Relations between the United States and the European Union are at an all-time low. Since becoming president, Donald Trump has done everything possible to undermine the unity of the bloc and question its principles. He has walked away from agreements on climate change, the Iran nuclear deal and trade. He pours scorn on the E.U.’s antitrust regulations, claiming they are about hurting U.S. tech companies. He supports Brexit and praises the populist, anti-migration policies of Hungary and Poland.
Much of his criticism targets Germany and Chancellor Angela Merkel. He blames her for Europe’s migration crisis and accuses her of using trade policies to boost German exports, especially cars to the U.S. market. He continues to criticize NATO’s European allies — particularly Germany — for skimping on defense. And now the E.U. is struggling to define its positions on Trump’s trade war with China and his new sanctions against Iran. Attempts by some European leaders — most notably French President Emmanuel Macron — to repair relations between Brussels and Washington have gotten nowhere.
Can German Defense Minister Ursula von der Leyen succeed where others have failed? She is poised to become the new boss of the European Commission, the E.U.’s powerful executive, which is responsible for trade, energy and climate policy. Its leader also sets the tone for Europe’s relations with the rest of the world, especially the United States. Von der Leyen’s background makes her uniquely qualified to rise to the challenge posed by Trump.
Unlike the incumbent Commission President Jean-Claude Juncker, she is a committed Atlanticist. She doesn’t buy into the anti-American rhetoric that Europe has to take care of its own security and defense. And von der Leyen knows that as long as NATO’s European allies refuse to spend more on defense, they will have no influence in Washington. Von der Leyen’s support for NATO and a Europe committed to more burden-sharing will serve her well in Washington.
In her nearly six years as Germany’s defense minister, von der Leyen cultivated many friends in Washington and throughout the NATO capitals. It certainly helps that she’s fluent in English (having studied in London and lived in California) as well as in French (she was born in Brussels, where her father was a top-notch European civil servant). This Euro-Atlantic background will serve her well not only with the United States but also among several European countries, particularly those from the Nordic and Baltic states and from Central Europe. They do not trust calls by some Europeans, such as Juncker, for Europe to have its own army. That would be the kiss of death for NATO. Instead, what they want is far more security and defense cooperation between the E.U. and NATO.
Her support for the alliance is bolstered by her record as defense minister, when she lobbied hard for increased German defense spending despite strong resistance from politicians and voters. She ultimately managed to persuade Merkel to boost spending — which should give her far greater credibility when it comes to dealing with the United States.
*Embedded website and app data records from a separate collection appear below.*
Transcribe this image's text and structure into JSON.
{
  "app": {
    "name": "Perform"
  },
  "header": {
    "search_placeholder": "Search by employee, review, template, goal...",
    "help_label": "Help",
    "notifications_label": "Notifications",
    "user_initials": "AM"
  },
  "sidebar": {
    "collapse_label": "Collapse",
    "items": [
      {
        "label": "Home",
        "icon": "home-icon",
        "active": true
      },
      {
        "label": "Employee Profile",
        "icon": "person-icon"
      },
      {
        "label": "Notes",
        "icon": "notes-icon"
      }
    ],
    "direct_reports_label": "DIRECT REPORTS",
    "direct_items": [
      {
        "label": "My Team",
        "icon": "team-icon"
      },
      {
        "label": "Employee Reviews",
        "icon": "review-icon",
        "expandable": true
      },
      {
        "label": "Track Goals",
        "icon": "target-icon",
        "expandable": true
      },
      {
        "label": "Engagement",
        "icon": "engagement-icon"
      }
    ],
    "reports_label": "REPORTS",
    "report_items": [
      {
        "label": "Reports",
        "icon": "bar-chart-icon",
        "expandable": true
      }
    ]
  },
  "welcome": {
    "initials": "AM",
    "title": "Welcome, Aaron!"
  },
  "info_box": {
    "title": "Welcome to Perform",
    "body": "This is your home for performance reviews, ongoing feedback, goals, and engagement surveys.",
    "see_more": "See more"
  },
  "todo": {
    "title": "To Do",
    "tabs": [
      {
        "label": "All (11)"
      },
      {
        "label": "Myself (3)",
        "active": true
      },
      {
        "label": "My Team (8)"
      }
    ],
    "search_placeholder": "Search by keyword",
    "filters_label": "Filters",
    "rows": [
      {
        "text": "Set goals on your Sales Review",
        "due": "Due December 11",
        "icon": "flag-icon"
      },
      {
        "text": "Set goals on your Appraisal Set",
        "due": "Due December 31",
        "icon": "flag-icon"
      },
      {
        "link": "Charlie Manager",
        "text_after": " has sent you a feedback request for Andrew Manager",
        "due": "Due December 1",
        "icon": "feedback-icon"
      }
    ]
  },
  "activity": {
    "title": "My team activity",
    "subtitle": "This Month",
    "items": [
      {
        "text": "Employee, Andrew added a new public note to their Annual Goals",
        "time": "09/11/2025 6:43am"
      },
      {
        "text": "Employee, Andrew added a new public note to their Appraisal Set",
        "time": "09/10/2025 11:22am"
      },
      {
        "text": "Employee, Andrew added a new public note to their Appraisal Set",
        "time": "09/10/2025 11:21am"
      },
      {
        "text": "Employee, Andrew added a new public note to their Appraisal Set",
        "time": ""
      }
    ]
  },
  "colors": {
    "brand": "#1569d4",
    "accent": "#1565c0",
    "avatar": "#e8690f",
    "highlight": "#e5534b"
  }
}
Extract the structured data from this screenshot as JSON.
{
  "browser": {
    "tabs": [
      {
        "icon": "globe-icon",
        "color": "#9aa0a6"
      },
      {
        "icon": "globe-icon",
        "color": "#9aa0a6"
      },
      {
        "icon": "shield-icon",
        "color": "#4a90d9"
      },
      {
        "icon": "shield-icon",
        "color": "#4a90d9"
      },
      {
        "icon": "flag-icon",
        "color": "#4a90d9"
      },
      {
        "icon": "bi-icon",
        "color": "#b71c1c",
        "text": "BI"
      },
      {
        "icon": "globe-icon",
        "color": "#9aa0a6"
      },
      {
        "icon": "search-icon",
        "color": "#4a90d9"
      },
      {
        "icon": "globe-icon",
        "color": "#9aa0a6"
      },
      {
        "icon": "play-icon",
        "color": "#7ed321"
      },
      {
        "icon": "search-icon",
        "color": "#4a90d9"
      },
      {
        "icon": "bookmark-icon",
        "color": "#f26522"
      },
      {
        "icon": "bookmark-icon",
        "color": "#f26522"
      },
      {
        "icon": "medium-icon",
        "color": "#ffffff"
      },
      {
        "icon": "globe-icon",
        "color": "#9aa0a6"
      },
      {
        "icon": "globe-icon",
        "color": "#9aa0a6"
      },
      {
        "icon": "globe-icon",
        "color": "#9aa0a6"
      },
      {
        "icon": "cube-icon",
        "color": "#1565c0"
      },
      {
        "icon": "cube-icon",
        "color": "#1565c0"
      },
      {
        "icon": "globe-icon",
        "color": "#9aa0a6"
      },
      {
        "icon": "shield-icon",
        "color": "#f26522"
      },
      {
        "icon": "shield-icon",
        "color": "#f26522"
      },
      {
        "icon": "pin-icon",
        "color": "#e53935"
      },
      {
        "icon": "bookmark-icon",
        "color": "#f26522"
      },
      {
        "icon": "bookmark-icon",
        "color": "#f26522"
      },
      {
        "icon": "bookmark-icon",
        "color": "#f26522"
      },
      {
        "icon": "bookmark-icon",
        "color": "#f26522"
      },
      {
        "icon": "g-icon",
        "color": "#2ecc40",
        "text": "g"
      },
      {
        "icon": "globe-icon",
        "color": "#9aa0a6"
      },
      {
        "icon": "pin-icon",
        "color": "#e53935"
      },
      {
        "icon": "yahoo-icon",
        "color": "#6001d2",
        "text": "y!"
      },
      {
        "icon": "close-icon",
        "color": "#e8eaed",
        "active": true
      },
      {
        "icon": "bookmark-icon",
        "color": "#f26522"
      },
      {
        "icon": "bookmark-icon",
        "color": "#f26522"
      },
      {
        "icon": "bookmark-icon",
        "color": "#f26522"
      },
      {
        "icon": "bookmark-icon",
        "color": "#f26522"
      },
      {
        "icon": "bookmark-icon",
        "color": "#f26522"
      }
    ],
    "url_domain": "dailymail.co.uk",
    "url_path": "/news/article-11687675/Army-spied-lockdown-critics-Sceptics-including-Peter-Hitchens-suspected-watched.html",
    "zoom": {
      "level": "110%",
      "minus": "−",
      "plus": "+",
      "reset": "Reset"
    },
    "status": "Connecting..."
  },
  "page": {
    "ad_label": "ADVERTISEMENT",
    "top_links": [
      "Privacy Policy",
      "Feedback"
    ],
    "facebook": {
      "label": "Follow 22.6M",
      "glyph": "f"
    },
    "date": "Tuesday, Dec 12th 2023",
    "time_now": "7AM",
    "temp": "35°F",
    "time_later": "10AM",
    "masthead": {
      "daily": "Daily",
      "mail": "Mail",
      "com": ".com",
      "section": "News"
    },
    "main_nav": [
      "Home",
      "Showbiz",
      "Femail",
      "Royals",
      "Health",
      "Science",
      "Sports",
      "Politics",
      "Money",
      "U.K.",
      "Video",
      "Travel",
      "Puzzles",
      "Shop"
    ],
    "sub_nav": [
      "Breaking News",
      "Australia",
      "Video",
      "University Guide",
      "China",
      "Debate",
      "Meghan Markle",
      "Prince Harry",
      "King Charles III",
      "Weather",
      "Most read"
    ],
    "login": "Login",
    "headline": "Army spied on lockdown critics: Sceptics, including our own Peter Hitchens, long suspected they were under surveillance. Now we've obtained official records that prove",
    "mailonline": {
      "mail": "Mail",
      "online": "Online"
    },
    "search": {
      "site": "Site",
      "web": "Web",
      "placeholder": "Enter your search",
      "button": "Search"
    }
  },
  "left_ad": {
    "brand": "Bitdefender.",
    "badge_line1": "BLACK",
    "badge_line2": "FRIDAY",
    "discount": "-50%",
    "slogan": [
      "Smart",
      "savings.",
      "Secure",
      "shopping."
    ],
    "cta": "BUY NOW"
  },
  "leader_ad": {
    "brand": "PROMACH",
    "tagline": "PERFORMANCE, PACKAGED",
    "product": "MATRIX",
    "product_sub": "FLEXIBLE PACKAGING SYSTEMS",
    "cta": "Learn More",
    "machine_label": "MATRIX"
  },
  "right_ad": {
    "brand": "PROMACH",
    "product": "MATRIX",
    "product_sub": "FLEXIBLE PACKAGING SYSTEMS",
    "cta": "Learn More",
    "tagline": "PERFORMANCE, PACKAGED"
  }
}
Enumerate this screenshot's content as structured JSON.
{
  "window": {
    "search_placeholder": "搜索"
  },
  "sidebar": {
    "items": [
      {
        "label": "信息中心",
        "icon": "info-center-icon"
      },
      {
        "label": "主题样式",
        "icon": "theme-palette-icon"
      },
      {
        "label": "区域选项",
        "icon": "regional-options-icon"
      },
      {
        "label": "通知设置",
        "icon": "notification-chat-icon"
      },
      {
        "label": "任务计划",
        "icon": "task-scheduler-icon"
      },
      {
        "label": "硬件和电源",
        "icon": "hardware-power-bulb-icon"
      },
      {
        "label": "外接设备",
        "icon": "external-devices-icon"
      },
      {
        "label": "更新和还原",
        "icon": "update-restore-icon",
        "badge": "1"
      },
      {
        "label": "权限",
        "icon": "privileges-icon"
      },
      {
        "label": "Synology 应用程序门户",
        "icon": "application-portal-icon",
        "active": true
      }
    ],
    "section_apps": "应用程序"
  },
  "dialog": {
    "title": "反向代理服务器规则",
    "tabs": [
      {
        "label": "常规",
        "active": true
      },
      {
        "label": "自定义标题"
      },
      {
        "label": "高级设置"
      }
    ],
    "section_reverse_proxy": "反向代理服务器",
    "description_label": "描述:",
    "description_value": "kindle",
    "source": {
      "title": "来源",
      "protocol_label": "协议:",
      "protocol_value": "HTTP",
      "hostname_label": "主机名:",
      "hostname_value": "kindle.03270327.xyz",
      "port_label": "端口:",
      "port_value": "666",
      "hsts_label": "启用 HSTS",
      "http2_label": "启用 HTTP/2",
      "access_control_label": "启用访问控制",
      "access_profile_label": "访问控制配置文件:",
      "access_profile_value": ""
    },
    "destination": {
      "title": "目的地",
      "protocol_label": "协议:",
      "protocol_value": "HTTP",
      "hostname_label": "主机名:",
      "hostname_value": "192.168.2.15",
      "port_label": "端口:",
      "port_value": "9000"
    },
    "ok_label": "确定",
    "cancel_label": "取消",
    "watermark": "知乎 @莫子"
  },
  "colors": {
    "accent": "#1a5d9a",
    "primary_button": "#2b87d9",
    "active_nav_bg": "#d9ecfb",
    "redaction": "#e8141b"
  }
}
Defense may end up being the easiest of von der Leyen’s challenges when it comes to repairing the transatlantic relationship. Her biggest challenge will be finding ways to strengthen the multilateral institutions that Trump seeks to undermine.
Take the E.U.’s stance on climate change. For most European governments, it has jumped to the top of the political agenda. Von der Leyen could use the momentum surrounding climate change to take advantage of her authority and connections by reaching out to the U.S. business community and to governors and mayors. This is something the Juncker team didn’t do. Yet it would make sense for von der Leyen to build alliances in the United States outside Washington.
Second, the E.U. should be in a strong position to build more trade accords with third countries. Its deals with Canada, South Korea and Japan show that other countries want rules-based system based on accountability, democratic principles and transparency. The countries of Southeast Asia and the Pacific region are desperate to strengthen economic and political ties with the E.U. They don’t want China to set the agenda. Nor do they want to become victims of the trade war between Washington and Beijing. And since Trump pulled out of the Trans-Pacific Partnership accord, much to the dismay of the United States’ allies in the region, there’s no reason the E.U. couldn’t forge a relationship with the TPP countries. It would be another way of strengthening the multilateral architecture.
Above all, von der Leyen could use her transatlantic credentials to break the deadlock between the United States and China. The E.U. has been absent from playing any kind of mediating role even though the fallout from this dispute has global repercussions. Trump may be loath to consider the E.U. — and a woman — playing such a role. But Von der Leyen’s political career — including stints as minister of family affairs and labor in addition to defense — shows that she may be up to the task. Standing on the sidelines is not in her character.
Judy Dempsey is a nonresident senior fellow at Carnegie Europe and editor of its Strategic Europe blog. She previously served as the FT’s diplomatic, Jerusalem, Germany and Eastern European correspondent and latterly as a columnist for the International New York Times